At Hunter Siding Wetland, a small team of volunteers played a crucial role in removing a substantial amount of bullthistle (Cirsium vulgare), contributing to the survival and success of native plants. Special thanks to the Slocan Lake Stewardship Society for their collaboration on this site.

At the Harrop Wetland CKISS was joined by grade 5, 6, and 7 students of Redfish Elementary School. Here they helped plant native alder, dogwood, and cedar. By doing so they are enhancing wetland habitat, benefiting at-risk species such as the western toad, painted turtle, blue heron, and more. In addition, they spent some time learning about invasive species and removing Canada thistle. The CKISS acknowledges the Friends of Kootenay Lake Stewardship Society (FOKLSS) for their leadership in the project.

Volunteer Opportunities in 2024: Stay Tuned!

As we reflect on the accomplishments of the past year, we’re already looking ahead. Stay tuned for exciting volunteer opportunities in 2024, where you can actively contribute to the ongoing success of the project.

October Native Planting and Maintenance Days: Community Power in Action

During October, CKISS’s Education Team spearheaded native planting and maintenance days at the same three wetland restoration sites. The success of these initiatives owes much to the incredible support of community volunteers, school groups, and valued partners.

Two classes from RSS once again joined CKISS but this time it was to participate in native planting.  At Hunter Siding Wetland, volunteers from the community played a crucial role in ongoing restoration efforts. They planted locally sourced red osier dogwood and mountain alder and removed tree protectors from trees that were planted in 2022 and are now thriving. The crew continued invasive plant removal efforts. At the Harrop Wetland a class from J.L. Crowe High School assisted CKISS and FOKLS with more native planting.

Why are wetland important?

Wetlands play a crucial role in maintaining environmental balance, offering unique ecological services unmatched by other ecosystems. They serve as a powerful carbon sink and are natural filters, enhancing water quality by trapping pollutants and promoting purification. Additionally, wetlands act as a buffer against flooding, mitigating the impacts of extreme weather events.  Wetlands also provide recreational opportunities and support diverse wildlife, serving as vital habitats for birds and fish that sustain predator populations. The intricate web of functions performed by wetlands underscores their irreplaceable importance in sustaining both ecosystems and human well-being..

Gratitude and Community Impact

As we express our gratitude to everyone who has played a part in the success of the Eco Action Project, we recognize the powerful impact that community collaboration can have on environmental conservation. Together, we are making a significant difference in protecting the freshwater ecosystems of the Kootenay Region. Thank you to all volunteers, students, partners, and supporters who continue to be the driving force behind this essential initiative.

Volunteer Opportunities in 2024: Stay Tuned!

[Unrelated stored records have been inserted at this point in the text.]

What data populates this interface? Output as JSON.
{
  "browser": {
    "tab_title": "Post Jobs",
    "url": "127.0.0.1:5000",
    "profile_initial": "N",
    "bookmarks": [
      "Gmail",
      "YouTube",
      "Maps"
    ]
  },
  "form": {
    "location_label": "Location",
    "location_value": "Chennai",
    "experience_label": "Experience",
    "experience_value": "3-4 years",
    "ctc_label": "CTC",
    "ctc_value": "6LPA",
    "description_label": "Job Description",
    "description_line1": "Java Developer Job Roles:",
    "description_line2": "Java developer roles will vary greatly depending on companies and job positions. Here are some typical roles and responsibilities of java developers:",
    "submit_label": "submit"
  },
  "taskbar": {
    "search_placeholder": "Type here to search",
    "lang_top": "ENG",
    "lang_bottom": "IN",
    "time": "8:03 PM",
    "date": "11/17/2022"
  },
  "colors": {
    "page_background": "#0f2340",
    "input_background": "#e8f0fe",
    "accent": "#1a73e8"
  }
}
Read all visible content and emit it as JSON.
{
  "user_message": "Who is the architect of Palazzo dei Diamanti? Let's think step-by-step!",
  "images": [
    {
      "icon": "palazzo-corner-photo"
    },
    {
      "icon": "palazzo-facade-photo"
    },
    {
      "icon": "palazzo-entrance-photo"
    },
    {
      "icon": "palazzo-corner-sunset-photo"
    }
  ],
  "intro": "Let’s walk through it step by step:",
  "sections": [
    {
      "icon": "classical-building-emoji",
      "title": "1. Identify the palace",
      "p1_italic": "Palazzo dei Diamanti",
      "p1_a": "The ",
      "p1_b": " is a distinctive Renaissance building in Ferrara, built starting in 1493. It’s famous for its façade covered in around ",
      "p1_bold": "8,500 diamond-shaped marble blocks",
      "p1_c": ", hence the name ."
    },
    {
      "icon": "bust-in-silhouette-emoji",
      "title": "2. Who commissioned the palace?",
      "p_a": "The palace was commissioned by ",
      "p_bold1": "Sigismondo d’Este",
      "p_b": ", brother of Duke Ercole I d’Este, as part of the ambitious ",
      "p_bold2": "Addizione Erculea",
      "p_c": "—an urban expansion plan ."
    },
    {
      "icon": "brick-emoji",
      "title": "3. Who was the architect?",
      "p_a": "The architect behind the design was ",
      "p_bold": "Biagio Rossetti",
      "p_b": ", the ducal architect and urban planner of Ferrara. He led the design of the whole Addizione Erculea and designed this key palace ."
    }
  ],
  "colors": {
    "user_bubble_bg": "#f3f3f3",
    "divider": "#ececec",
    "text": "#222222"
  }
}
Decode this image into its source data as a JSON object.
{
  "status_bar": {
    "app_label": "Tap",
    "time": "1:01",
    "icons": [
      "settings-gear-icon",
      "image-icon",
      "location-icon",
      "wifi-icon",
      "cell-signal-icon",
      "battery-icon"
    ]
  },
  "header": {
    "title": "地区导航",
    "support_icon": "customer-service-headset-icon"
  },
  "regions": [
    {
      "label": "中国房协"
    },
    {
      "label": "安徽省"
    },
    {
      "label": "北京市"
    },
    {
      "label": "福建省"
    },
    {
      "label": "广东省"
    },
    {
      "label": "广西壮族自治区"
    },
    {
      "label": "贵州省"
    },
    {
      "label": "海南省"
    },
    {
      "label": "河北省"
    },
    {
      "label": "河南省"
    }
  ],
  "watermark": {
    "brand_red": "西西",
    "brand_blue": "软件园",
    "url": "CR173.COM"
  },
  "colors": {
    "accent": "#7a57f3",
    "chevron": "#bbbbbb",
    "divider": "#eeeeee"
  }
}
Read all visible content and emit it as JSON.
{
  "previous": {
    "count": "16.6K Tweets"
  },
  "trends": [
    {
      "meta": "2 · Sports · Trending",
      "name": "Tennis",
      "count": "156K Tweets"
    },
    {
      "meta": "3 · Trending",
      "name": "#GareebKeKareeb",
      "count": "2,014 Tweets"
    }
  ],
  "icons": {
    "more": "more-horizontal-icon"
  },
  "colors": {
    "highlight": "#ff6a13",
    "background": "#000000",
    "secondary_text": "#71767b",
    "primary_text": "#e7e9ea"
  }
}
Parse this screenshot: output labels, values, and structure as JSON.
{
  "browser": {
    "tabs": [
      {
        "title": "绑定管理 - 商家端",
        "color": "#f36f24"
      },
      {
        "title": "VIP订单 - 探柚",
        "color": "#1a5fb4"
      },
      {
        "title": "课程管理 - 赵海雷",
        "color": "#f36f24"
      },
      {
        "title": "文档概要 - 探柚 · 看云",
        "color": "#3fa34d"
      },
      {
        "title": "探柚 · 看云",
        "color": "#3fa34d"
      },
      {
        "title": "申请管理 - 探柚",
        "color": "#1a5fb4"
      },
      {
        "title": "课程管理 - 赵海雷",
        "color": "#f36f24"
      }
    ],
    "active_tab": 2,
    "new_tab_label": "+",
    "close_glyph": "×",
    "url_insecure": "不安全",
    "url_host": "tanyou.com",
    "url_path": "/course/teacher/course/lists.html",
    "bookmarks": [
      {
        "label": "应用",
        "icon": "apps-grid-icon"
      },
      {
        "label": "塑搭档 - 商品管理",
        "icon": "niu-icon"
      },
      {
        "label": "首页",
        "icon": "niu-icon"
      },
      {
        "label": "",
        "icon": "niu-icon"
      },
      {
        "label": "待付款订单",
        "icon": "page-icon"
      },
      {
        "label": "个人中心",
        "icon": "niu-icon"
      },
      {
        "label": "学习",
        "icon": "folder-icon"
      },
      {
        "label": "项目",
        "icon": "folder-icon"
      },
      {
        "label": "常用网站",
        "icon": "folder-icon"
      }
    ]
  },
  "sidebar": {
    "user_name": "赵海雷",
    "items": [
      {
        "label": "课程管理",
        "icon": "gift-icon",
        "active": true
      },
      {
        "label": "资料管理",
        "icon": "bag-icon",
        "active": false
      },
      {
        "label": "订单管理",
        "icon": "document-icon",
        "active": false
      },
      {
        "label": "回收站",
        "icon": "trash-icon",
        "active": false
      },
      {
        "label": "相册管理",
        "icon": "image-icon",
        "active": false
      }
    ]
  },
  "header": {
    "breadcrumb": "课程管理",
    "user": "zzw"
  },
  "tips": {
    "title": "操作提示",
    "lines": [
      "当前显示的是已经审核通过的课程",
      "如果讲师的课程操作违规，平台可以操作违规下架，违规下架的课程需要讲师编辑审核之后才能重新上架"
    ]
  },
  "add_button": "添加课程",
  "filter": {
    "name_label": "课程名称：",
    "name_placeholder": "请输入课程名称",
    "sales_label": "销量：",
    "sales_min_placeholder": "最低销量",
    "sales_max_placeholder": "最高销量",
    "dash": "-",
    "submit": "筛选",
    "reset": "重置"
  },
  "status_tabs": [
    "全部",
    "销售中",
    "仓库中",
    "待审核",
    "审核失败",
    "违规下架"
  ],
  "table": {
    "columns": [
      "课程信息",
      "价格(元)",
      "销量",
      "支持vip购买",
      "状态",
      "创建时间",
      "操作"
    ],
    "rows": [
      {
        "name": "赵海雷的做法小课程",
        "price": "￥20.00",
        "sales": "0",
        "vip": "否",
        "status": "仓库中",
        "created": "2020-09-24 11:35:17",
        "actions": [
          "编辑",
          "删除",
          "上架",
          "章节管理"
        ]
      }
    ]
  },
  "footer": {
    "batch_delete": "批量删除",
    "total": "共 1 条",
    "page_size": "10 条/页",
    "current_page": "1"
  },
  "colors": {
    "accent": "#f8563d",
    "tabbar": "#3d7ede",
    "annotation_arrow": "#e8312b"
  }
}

Reflecting on the accomplishments of the past year, we are already looking ahead to exciting volunteer opportunities in 2024. Stay tuned to actively contribute to the ongoing success of the project. Sign up to their newsletter via their website www.ckiss.ca to stay up to date on the project.